In addition, the group participates with Government departments and State promotion agencies in charting the future development of the Irish mushroom industry. In particular, the Group assists An Bord Glas in the compilation of its Mushroom Quality Manual and promotes the Board's Quality and Hygiene Awards Scheme.
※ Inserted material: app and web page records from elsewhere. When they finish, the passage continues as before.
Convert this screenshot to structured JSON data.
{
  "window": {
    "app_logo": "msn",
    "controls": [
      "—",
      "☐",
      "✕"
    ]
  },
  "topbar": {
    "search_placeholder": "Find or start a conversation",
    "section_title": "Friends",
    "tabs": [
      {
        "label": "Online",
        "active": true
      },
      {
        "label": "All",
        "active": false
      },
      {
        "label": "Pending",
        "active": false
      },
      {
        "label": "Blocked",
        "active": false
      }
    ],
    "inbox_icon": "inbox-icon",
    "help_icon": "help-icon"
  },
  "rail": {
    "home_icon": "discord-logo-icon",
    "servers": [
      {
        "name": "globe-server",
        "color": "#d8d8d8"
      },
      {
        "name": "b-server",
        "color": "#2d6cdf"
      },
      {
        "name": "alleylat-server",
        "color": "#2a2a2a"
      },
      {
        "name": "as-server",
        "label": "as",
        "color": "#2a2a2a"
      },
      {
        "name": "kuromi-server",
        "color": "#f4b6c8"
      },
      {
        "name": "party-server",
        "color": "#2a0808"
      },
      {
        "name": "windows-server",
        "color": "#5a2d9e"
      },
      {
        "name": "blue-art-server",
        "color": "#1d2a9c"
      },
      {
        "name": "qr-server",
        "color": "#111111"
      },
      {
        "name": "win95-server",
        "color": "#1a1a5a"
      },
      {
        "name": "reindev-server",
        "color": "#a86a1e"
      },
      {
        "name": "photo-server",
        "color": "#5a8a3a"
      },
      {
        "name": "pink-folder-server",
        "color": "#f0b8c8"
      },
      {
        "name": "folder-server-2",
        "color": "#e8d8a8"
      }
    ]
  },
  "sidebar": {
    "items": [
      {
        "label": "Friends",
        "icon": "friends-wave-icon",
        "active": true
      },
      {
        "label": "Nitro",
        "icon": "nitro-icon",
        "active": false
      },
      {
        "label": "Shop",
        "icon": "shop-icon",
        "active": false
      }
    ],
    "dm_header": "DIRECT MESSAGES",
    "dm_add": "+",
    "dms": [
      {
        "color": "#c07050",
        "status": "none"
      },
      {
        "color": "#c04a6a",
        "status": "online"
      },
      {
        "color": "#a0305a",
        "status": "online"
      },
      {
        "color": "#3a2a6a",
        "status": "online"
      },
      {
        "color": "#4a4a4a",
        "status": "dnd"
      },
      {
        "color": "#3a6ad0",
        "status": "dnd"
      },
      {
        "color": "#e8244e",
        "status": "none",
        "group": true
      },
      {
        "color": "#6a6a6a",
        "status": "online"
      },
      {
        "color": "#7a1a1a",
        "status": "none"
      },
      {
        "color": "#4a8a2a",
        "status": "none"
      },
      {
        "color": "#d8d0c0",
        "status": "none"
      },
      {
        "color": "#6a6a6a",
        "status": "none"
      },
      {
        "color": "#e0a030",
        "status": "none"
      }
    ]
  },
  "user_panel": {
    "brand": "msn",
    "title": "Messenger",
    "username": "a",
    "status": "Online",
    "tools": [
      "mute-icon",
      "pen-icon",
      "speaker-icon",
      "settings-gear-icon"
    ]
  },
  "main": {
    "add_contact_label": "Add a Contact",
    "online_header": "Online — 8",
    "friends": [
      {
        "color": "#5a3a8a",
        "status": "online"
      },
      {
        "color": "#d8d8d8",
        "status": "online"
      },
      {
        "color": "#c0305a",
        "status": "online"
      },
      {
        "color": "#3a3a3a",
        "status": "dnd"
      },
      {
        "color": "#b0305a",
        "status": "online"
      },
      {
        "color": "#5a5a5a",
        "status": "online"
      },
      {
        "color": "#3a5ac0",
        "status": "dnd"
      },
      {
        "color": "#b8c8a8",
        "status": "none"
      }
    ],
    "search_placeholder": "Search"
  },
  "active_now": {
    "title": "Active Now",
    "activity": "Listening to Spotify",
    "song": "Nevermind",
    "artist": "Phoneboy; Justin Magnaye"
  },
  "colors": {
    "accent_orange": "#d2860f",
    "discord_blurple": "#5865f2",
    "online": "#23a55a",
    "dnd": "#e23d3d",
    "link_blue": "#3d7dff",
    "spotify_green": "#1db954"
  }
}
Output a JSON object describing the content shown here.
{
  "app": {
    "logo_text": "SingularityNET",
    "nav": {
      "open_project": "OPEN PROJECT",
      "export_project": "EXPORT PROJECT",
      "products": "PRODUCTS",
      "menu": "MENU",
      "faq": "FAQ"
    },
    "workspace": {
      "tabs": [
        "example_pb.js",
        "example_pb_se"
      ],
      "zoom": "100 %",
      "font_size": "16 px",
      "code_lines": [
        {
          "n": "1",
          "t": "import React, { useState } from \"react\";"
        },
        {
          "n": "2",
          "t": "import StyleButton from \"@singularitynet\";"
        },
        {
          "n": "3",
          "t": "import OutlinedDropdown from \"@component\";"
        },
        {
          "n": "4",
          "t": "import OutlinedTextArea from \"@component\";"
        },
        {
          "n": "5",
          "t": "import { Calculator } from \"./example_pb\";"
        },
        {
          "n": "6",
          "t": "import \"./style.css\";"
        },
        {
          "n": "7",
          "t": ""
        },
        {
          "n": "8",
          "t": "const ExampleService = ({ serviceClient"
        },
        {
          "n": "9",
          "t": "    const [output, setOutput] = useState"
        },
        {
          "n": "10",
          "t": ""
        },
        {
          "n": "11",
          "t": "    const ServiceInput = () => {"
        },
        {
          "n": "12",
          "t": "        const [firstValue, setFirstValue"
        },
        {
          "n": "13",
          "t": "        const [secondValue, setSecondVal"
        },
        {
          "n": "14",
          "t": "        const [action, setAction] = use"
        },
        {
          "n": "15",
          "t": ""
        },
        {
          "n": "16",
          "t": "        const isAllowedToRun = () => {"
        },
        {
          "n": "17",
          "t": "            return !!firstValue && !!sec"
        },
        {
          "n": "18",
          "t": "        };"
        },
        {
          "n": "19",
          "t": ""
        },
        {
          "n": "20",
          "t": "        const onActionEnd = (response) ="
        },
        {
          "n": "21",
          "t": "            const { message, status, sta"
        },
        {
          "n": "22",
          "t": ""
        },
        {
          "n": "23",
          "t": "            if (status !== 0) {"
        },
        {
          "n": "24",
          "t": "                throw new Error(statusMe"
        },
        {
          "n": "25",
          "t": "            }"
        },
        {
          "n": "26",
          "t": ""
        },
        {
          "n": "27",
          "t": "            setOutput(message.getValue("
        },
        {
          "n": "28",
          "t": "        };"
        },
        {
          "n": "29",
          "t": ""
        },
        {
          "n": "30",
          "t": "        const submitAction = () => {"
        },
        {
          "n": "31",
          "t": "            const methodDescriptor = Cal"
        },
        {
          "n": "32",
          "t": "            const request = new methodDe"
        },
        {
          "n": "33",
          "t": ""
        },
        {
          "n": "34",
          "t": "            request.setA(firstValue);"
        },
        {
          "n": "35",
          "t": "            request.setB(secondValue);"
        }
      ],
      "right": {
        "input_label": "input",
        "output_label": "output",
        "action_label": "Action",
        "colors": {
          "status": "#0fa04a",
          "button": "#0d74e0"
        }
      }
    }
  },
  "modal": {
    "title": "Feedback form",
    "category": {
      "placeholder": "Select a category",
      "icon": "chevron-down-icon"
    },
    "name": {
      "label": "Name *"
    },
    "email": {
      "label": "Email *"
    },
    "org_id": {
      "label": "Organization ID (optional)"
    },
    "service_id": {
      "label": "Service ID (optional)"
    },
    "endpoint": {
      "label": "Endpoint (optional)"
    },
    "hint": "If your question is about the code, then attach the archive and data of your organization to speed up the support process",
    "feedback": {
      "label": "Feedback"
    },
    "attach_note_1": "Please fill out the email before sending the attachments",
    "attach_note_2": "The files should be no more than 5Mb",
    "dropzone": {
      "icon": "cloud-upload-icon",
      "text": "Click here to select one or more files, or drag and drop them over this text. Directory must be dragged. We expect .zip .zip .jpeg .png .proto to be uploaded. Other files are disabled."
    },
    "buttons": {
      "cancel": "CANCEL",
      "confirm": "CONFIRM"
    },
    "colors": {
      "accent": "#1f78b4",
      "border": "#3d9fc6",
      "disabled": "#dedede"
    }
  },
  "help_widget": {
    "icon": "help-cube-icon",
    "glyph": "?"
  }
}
Over the past three years, the Group has provided advanced training in Pest and Disease Diagnostics Technology to advisors from Teagasc, individual company advisors and grower/managers.
The Mushroom Research and Technology Services Group has joined forces with mushroom researchers in Queens University Belfast and the Department of Agriculture in Northern Ireland (DANI), Loughgall, under the auspices of the Centre for Innovation in Biotechnology (CIB). This co-operative research strategy is funded by the International Fund for Ireland (IFI), with industry support.
The aim of this research project (Mushroom Demonstration Project), is to enhance the competitiveness of the mushroom export business throughout the island of Ireland, by an integrated programme of applied biological research and development and technology transfer to industry. The latter will extend from improving the quality and supply of edible mushrooms by minimising the impact of weed moulds and fungal pathogens, to the development of diagnostic technology.
The recent 'Profit from Science' cross border conference was organised by this IFI research group, in conjunction with the IMGA/NEP and the UFU, to disseminate the findings of our combined research to mushroom growers country-wide.
Technical Services Provided
1. Fungal diagnostics of mushrooms, compost and casing for Trichoderma, Dactylium, Verticillium, Mycogone and Penicillium species: using traditional cultural mycological techniques, which are backed up by molecular identification.
2. Hygiene and disease audits/surveys of compost and casing production facilities and growing units: samples of raw materials, the finished product, air and swab samples, are assessed for the major fungal diseases, and control recommendations given, where necessary.
3. Pest analysis of mushrooms, compost and casing: novel extraction techniques are used to assess the levels of major pests (Sciarid larvae, Phorid larvae, nematodes, Predatory mites, Red Pepper mites and Cecids) present in mushroom samples, compost and casing samples.
4. Virus testing service: this service is generally used on a contract basis, where growers have their crops monitored regularly for mushroom viruses, particularly those growers producing mushroom 'breakfast flats', who could be most at risk. Detection of mushroom viruses is carried out on a routine basis, using IEM (Immunosorbent Electron Microscopy) and double-stranded RNA analysis (ds RNA).
5. Consultancy and general technical support is provided for individual companies, under customised technology support agreements. The Mushroom Research Group assists An Bord Glas in the compilation of its Mushroom Quality Manual and promotes the Board's Quality and Hygiene Awards Scheme. The Mushroom Research Group provides advanced training in Pest and Disease Diagnostics Technology to individual company advisors and grower/managers.
Contact Elizabeth Morris, M.Sc., Project Manager, Mushroom Research and Technology Services, NAVBC Biotechnology Centre, U.C.D., Dublin 4. Tel: +353 1-706 2801/2809; Fax: +3531 2692016.
8/10/2002 7:17:23 PM I would like to start a mushroom farm in Wales. Can you give me some clues as to how to get going.
Our climate is cold and wet, and the farm is also on wet ground. We intend to grow in a pollytunnel- can you please help. John Trickey, Caersws
8/12/2002 11:08:39 PM John
you should contact the MGA (mushroom growers assoc)They should be able to help and advise you. ed., ireland
Comment on this article
Please do not post website links here as these will be treated as spam.